Rob made an impact on the lives of many, particularly his students, as encapsulated by the remarks of Katie Schultz, Adams State’s 2020 Exceptional New Alumna:  “Dr. Benson encouraged me to keep going no matter how difficult or challenging things became, academically or personally.  It only takes one person who truly believes in you to make all the difference in your life.”

Rob will be missed as a father, son, brother, husband, grandfather, uncle, friend and teacher.  Left to remember him with love are his sons, Nick Benson and Will Benson; his wife, Sheri Keasler-Benson; his stepchildren, Sarah Rosenau and Jacob Smith; grandchildren, Soren Benson, Austin Smith and Emerson Rosenau; parents, Robert (Bob) and Margaret (Marge) Benson; sisters Margaret (Peggy) Gyulai and Mary Jane (MJ) Benson; daughters-in-law, Stephanie Benson and Sofia Pinho Benson; son-in-law, Travis Rosenau; brothers-in-law, Chip Benson and Trace Keasler; sisters-in-law, Anna Tidwell and Julie Keasler; niece, Elsa Benson, and nephews, Greg Gyulai and Thacher Benson; as well as Laszlo (Laci) Gyulai, who loved him like a brother, and Frank Aldrich, Nancy Margarita Aldrich and Lucia Aldrich, to whom he was “Tío Rob.”

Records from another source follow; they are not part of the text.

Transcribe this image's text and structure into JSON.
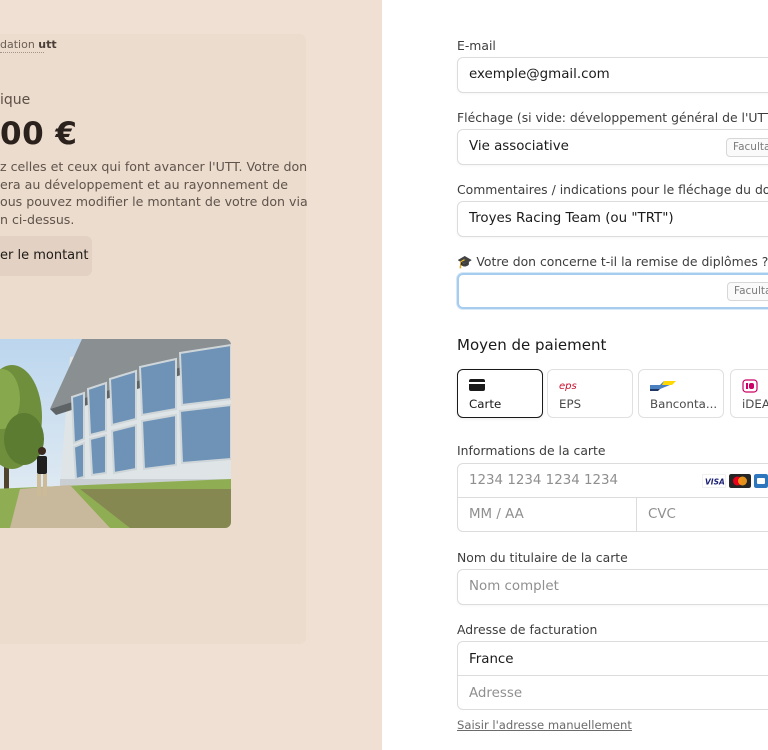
{
  "left": {
    "brand_prefix": "dation ",
    "brand_name": "utt",
    "amount_label": "ique",
    "amount": "00 €",
    "description_lines": [
      "z celles et ceux qui font avancer l'UTT. Votre don",
      "era au développement et au rayonnement de",
      "ous pouvez modifier le montant de votre don via",
      "n ci-dessus."
    ],
    "modify_button": "er le montant"
  },
  "form": {
    "email": {
      "label": "E-mail",
      "value": "exemple@gmail.com"
    },
    "flechage": {
      "label": "Fléchage (si vide: développement général de l'UTT)",
      "value": "Vie associative",
      "badge": "Faculta"
    },
    "commentaires": {
      "label": "Commentaires / indications pour le fléchage du don",
      "value": "Troyes Racing Team (ou \"TRT\")"
    },
    "diplomes": {
      "label": "🎓 Votre don concerne t-il la remise de diplômes ?",
      "value": "",
      "badge": "Faculta"
    }
  },
  "payment": {
    "section_title": "Moyen de paiement",
    "methods": [
      {
        "label": "Carte",
        "icon": "credit-card-icon",
        "selected": true
      },
      {
        "label": "EPS",
        "icon": "eps-icon",
        "selected": false
      },
      {
        "label": "Banconta...",
        "icon": "bancontact-icon",
        "selected": false
      },
      {
        "label": "iDEA",
        "icon": "ideal-icon",
        "selected": false
      }
    ],
    "card_info_label": "Informations de la carte",
    "card_number_placeholder": "1234 1234 1234 1234",
    "expiry_placeholder": "MM / AA",
    "cvc_placeholder": "CVC",
    "card_brands": [
      "VISA",
      "mastercard",
      "amex"
    ],
    "holder_label": "Nom du titulaire de la carte",
    "holder_placeholder": "Nom complet",
    "billing_label": "Adresse de facturation",
    "country": "France",
    "address_placeholder": "Adresse",
    "manual_link": "Saisir l'adresse manuellement"
  },
  "colors": {
    "left_bg": "#efe0d3",
    "focus_ring": "#a7cdee",
    "visa_blue": "#1a1f71",
    "mastercard_red": "#eb001b",
    "mastercard_orange": "#f79e1b"
  }
}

Rob’s family will be forever grateful to the Sarcoma Team doctors and nurses at University of Colorado Health and to Ed Kulp of San Luis Valley Health, as well as to Kendra Decker of Hospice del Valle, for her forthrightness and compassion.

Due to Covid-19 concerns, the family will not hold a service but instead invites you to visit and share your memories of him.  Per his instructions, Rob’s family plans to gather in Maine for an “Irish wake” of sorts, where anyone wearing black will not be admitted.  Rob is not dead.  He lives on in the hearts of those whose lives he touched.

Memorial contributions may be made to the ASU Foundation Migrant STEAM Academy, a program near and dear to Rob’s heart.  Checks may be sent to 208 Edgemont Blvd., Alamosa, CO  81101; credit card contributions may be made by calling (719) 587-7122.